By automatically offering my right hand when I meet someone new, I'm betraying my right-handed bias -- and that of my culture, since the hand that I shake is also the right one. In fact, almost all the world favors right over left. For instance, soldiers universally salute with their right hands. Tools are generally made for right handers and most writing is left to right, which favors right-handers. Today most products -- from subway turnstiles to coin phone boxes to cameras to corkscrews -- are designed for the right-handed majority.

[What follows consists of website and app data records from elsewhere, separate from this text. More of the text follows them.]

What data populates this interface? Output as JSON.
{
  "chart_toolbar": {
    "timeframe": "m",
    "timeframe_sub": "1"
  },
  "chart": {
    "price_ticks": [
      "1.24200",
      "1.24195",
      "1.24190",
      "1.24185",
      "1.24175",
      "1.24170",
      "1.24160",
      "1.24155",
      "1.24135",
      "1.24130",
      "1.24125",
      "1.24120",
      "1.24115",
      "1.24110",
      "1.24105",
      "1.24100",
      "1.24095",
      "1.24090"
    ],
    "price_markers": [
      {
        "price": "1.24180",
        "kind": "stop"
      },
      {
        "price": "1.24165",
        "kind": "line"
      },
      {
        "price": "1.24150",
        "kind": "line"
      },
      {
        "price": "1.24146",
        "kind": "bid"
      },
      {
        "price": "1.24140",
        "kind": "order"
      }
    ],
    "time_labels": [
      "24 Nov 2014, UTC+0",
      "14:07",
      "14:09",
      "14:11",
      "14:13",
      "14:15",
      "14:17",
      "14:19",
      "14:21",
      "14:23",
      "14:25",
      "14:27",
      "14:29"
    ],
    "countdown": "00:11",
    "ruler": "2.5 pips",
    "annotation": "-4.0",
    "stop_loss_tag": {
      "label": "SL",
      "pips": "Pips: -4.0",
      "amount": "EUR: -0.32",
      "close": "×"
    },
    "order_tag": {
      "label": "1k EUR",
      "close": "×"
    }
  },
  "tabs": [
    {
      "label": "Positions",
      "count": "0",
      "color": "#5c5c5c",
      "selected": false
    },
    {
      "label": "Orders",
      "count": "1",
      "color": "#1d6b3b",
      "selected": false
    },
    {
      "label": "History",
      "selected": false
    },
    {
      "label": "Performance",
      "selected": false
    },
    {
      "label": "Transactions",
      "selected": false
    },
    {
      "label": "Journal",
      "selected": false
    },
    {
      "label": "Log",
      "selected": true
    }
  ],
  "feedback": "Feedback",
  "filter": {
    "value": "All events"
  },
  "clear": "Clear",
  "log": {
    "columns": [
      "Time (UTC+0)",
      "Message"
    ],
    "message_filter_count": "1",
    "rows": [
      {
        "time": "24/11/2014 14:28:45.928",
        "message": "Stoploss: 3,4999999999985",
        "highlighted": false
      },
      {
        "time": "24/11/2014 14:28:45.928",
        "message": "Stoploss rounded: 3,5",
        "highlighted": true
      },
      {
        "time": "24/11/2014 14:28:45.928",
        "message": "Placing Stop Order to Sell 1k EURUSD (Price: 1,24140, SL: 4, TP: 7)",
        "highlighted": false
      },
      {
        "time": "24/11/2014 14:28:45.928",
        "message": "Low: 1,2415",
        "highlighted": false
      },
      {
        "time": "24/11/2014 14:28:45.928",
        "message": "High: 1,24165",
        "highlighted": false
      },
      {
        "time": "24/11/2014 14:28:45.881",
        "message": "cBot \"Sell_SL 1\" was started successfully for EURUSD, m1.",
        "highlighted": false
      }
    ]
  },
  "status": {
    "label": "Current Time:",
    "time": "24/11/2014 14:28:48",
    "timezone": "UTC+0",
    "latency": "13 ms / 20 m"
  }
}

When I was at school in England in the 1950s, lefties were discriminated against: writing with the left hand was discouraged and even forbidden. (Happily, that's changed.) Many cultures avoid touching food with their left hands for sanitary reasons. In a court of law, you'll be asked to raise your right hand before giving evidence.

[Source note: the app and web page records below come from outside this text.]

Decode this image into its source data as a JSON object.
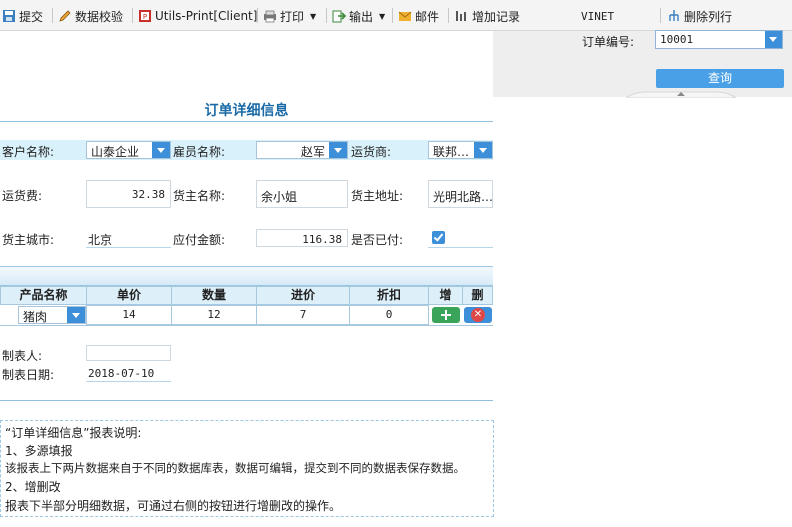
{
  "toolbar": {
    "submit": "提交",
    "validate": "数据校验",
    "utils_print": "Utils-Print[Client]",
    "print": "打印",
    "export": "输出",
    "email": "邮件",
    "add_record": "增加记录",
    "vinet": "VINET",
    "delete_row": "删除列行"
  },
  "query": {
    "order_label": "订单编号:",
    "order_value": "10001",
    "query_button": "查询"
  },
  "report": {
    "title": "订单详细信息",
    "customer_label": "客户名称:",
    "customer_value": "山泰企业",
    "employee_label": "雇员名称:",
    "employee_value": "赵军",
    "shipper_label": "运货商:",
    "shipper_value": "联邦…",
    "freight_label": "运货费:",
    "freight_value": "32.38",
    "consignee_label": "货主名称:",
    "consignee_value": "余小姐",
    "address_label": "货主地址:",
    "address_value": "光明北路…",
    "city_label": "货主城市:",
    "city_value": "北京",
    "amount_label": "应付金额:",
    "amount_value": "116.38",
    "paid_label": "是否已付:",
    "paid_checked": true
  },
  "grid": {
    "headers": [
      "产品名称",
      "单价",
      "数量",
      "进价",
      "折扣",
      "增",
      "删"
    ],
    "row": {
      "product": "猪肉",
      "price": "14",
      "quantity": "12",
      "cost": "7",
      "discount": "0"
    }
  },
  "footer": {
    "maker_label": "制表人:",
    "maker_value": "",
    "date_label": "制表日期:",
    "date_value": "2018-07-10"
  },
  "note": {
    "lines": [
      "“订单详细信息”报表说明:",
      "1、多源填报",
      "该报表上下两片数据来自于不同的数据库表，数据可编辑，提交到不同的数据表保存数据。",
      "2、增删改",
      "报表下半部分明细数据，可通过右侧的按钮进行增删改的操作。"
    ]
  },
  "colors": {
    "accent": "#3c8fd8",
    "title": "#1a6aa8",
    "band": "#d9f1fb"
  }
}
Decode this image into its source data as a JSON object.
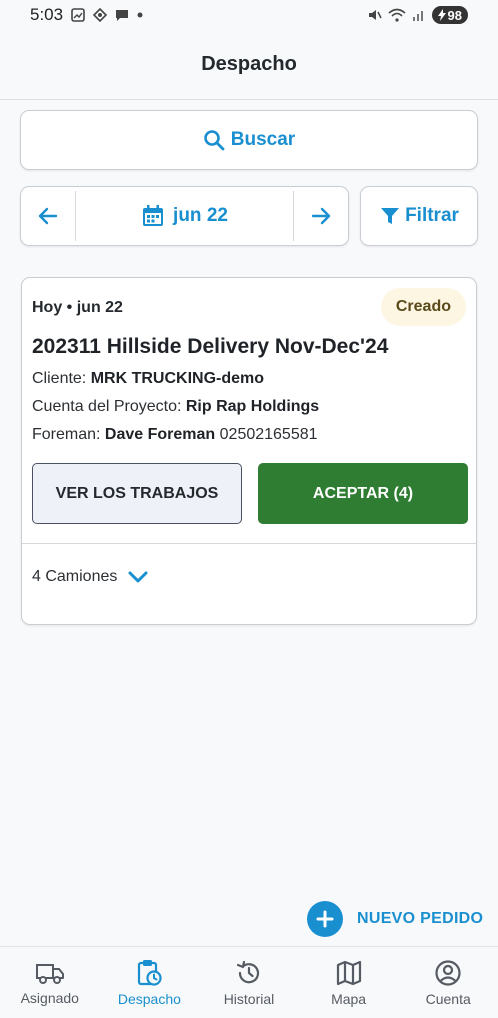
{
  "status_bar": {
    "time": "5:03",
    "battery": "98"
  },
  "appbar": {
    "title": "Despacho"
  },
  "search": {
    "label": "Buscar"
  },
  "date_nav": {
    "date": "jun 22"
  },
  "filter": {
    "label": "Filtrar"
  },
  "order_card": {
    "date_label": "Hoy • jun 22",
    "status": "Creado",
    "title": "202311 Hillside Delivery Nov-Dec'24",
    "client_label": "Cliente:",
    "client_value": "MRK TRUCKING-demo",
    "project_label": "Cuenta del Proyecto:",
    "project_value": "Rip Rap Holdings",
    "foreman_label": "Foreman:",
    "foreman_name": "Dave Foreman",
    "foreman_phone": "02502165581",
    "view_jobs_label": "VER LOS TRABAJOS",
    "accept_label": "ACEPTAR (4)",
    "trucks_label": "4 Camiones"
  },
  "fab": {
    "label": "NUEVO PEDIDO"
  },
  "bottom_nav": {
    "items": [
      {
        "label": "Asignado",
        "icon": "truck-icon"
      },
      {
        "label": "Despacho",
        "icon": "clipboard-clock-icon"
      },
      {
        "label": "Historial",
        "icon": "history-icon"
      },
      {
        "label": "Mapa",
        "icon": "map-icon"
      },
      {
        "label": "Cuenta",
        "icon": "account-icon"
      }
    ],
    "active_index": 1
  },
  "colors": {
    "accent": "#1a8fd0",
    "accept": "#2e7d32",
    "badge_bg": "#fdf6e3"
  }
}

Christianity is decidedly pro-right from the get-go. God reaches out His right hand to touch Adam's left, giving him life, in Michelangelo's fresco on the ceiling of the Sistine Chapel. "And when Joseph saw that his father laid his right hand on the head of Ephraim, it displeased him." (Genesis 48:17). Why? Because Ephraim was the younger brother. The firstborn, Manasseh, should have received the favored right-hand touch. Christ "sitteth on the right hand of God," as do the saved sheep, while the goats (that is, the damned) are relegated to God's left en route to everlasting fire.
Language is particularly adept at reminding us that southpaws* are a 10 percent minority. Our word sinister, for instance, comes from the Latin for "left," while dexterous is from Latin "right." (The actual word right is from rectus, that is, straight or just.) A left-handed compliment is insincere. An alright guy is, well, alright. French for left, gauche, has found its way unchanged into English as a synonym for clumsy, while droit, right, comes through as a noun, as in the motto of the royal arms of Great Britain, Dieu et mon droit, God and my right. Left in Italian is mancino (maimed), while in Portuguese it's canhoto (weak). A Spanish left-hander is a zurdo, from azurdos, go the wrong way. Arabic simal means both "left hand" and "bad omen."

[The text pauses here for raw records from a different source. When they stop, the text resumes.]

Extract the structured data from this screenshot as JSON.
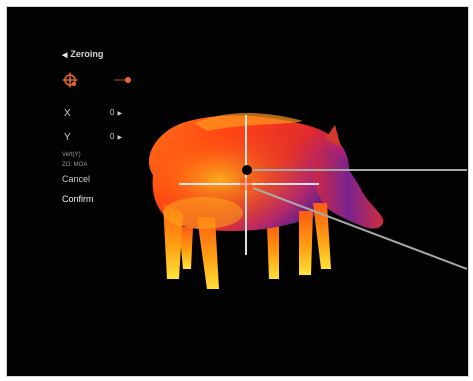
{
  "menu": {
    "title": "Zeroing",
    "toggle_on": true,
    "x_label": "X",
    "x_value": "0",
    "y_label": "Y",
    "y_value": "0",
    "vert_label": "Vert(Y)",
    "zoom_label": "ZO: MOA",
    "cancel_label": "Cancel",
    "confirm_label": "Confirm"
  },
  "colors": {
    "accent": "#e8692c",
    "background": "#020202",
    "crosshair": "#f0f0f0"
  },
  "icons": {
    "back": "chevron-left-icon",
    "reticle": "reticle-icon",
    "value_arrow": "triangle-right-icon"
  }
}
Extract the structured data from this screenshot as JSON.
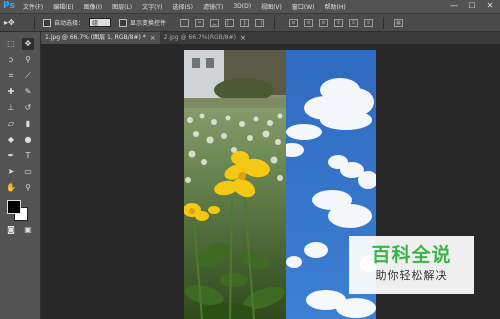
{
  "app": {
    "logo": "Ps"
  },
  "menu": [
    {
      "label": "文件(F)"
    },
    {
      "label": "编辑(E)"
    },
    {
      "label": "图像(I)"
    },
    {
      "label": "图层(L)"
    },
    {
      "label": "文字(Y)"
    },
    {
      "label": "选择(S)"
    },
    {
      "label": "滤镜(T)"
    },
    {
      "label": "3D(D)"
    },
    {
      "label": "视图(V)"
    },
    {
      "label": "窗口(W)"
    },
    {
      "label": "帮助(H)"
    }
  ],
  "window_controls": {
    "minimize": "—",
    "maximize": "☐",
    "close": "✕"
  },
  "options_bar": {
    "auto_select_label": "自动选择：",
    "auto_select_value": "组",
    "show_transform_label": "显示变换控件"
  },
  "tabs": [
    {
      "label": "1.jpg @ 66.7% (图层 1, RGB/8#) *",
      "close": "×"
    },
    {
      "label": "2.jpg @ 66.7%(RGB/8#)",
      "close": "×"
    }
  ],
  "watermark": {
    "title": "百科全说",
    "subtitle": "助你轻松解决"
  },
  "colors": {
    "foreground": "#000000",
    "background": "#ffffff",
    "brand_green": "#3bb54a",
    "ps_blue": "#31a8ff"
  },
  "tools": [
    [
      "marquee-icon",
      "move-icon"
    ],
    [
      "lasso-icon",
      "magic-wand-icon"
    ],
    [
      "crop-icon",
      "eyedropper-icon"
    ],
    [
      "healing-icon",
      "brush-icon"
    ],
    [
      "stamp-icon",
      "history-brush-icon"
    ],
    [
      "eraser-icon",
      "gradient-icon"
    ],
    [
      "blur-icon",
      "dodge-icon"
    ],
    [
      "pen-icon",
      "type-icon"
    ],
    [
      "path-select-icon",
      "shape-icon"
    ],
    [
      "hand-icon",
      "zoom-icon"
    ]
  ]
}
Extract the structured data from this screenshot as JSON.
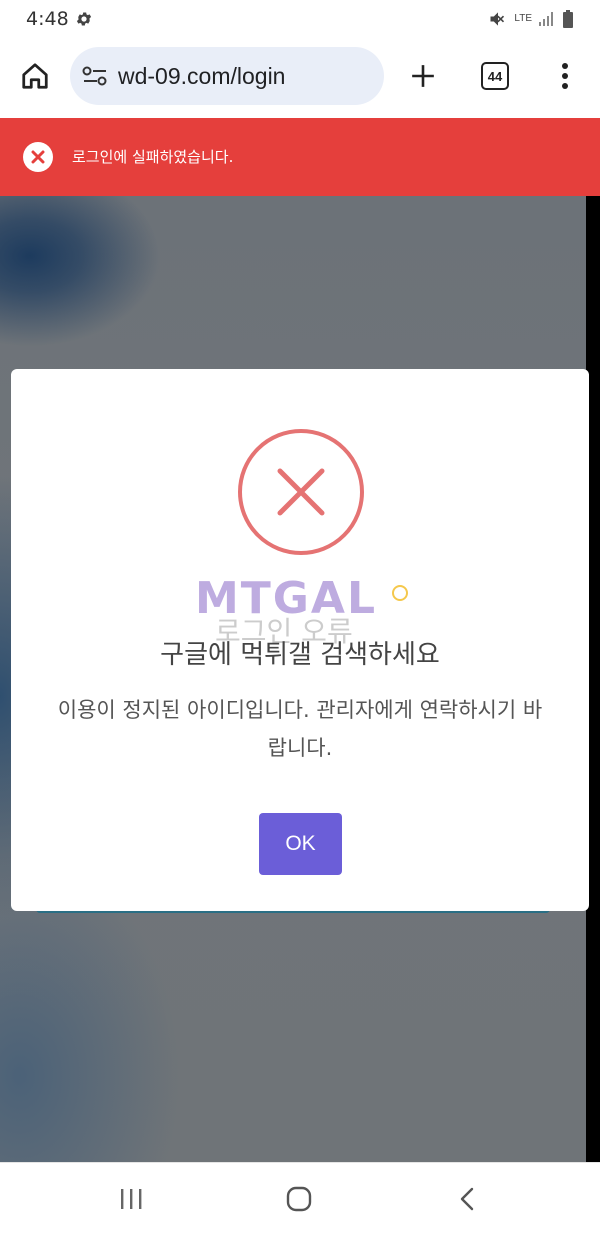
{
  "status_bar": {
    "time": "4:48",
    "network": "LTE",
    "icons": [
      "gear-icon",
      "mute-icon",
      "signal-icon",
      "battery-icon"
    ]
  },
  "browser": {
    "url": "wd-09.com/login",
    "tab_count": "44",
    "icons": [
      "home-icon",
      "site-settings-icon",
      "new-tab-icon",
      "tabs-icon",
      "menu-icon"
    ]
  },
  "error_banner": {
    "message": "로그인에 실패하였습니다.",
    "color": "#e53f3c"
  },
  "modal": {
    "watermark_text": "MTGAL",
    "watermark_subtext": "로그인 오류",
    "title": "구글에 먹튀갤 검색하세요",
    "message": "이용이 정지된 아이디입니다. 관리자에게 연락하시기 바랍니다.",
    "ok_label": "OK",
    "icon": "error-circle-icon",
    "icon_color": "#e57373",
    "button_color": "#6b5ed8"
  },
  "nav_bar": {
    "icons": [
      "recents-icon",
      "home-nav-icon",
      "back-icon"
    ]
  }
}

Other primates are either ambidextrous or tend to left-handedness, so how did we acquire their right-handed bias? One speculation is that if an early human tried to defend the heart (on the left) with some sort of shield, their weapon would naturally have been held in the right hand. (According to legend, Amazons cut off their right breasts, which might otherwise have impeded their sword arms.) Another hypothesis is that humans' predominant right-handedness results from our capacity for language, a specialization found in the left hemisphere of our brains.
Both these ideas are just speculation, and why we favor right-handedness is yet another question science has to resolve. What's your theory?
* Southpaw: Left-handed pitchers face west in a regular baseball diamond (laid out so batters avoid looking into the afternoon sun), so their pitching arms are towards the south.
Barry Evans wonders how the morning baristas in Old Town Coffee and Chocolates always know to give him a right-handed coffee cup.
CAPTION: Right rules! A newly-graduated Iraqi policeman gets a congratulatory right-handshake from a U.S. Marine commandant while receiving his certificate with the left hand. (Cpl. Paula Fitzgerald, Public Domain)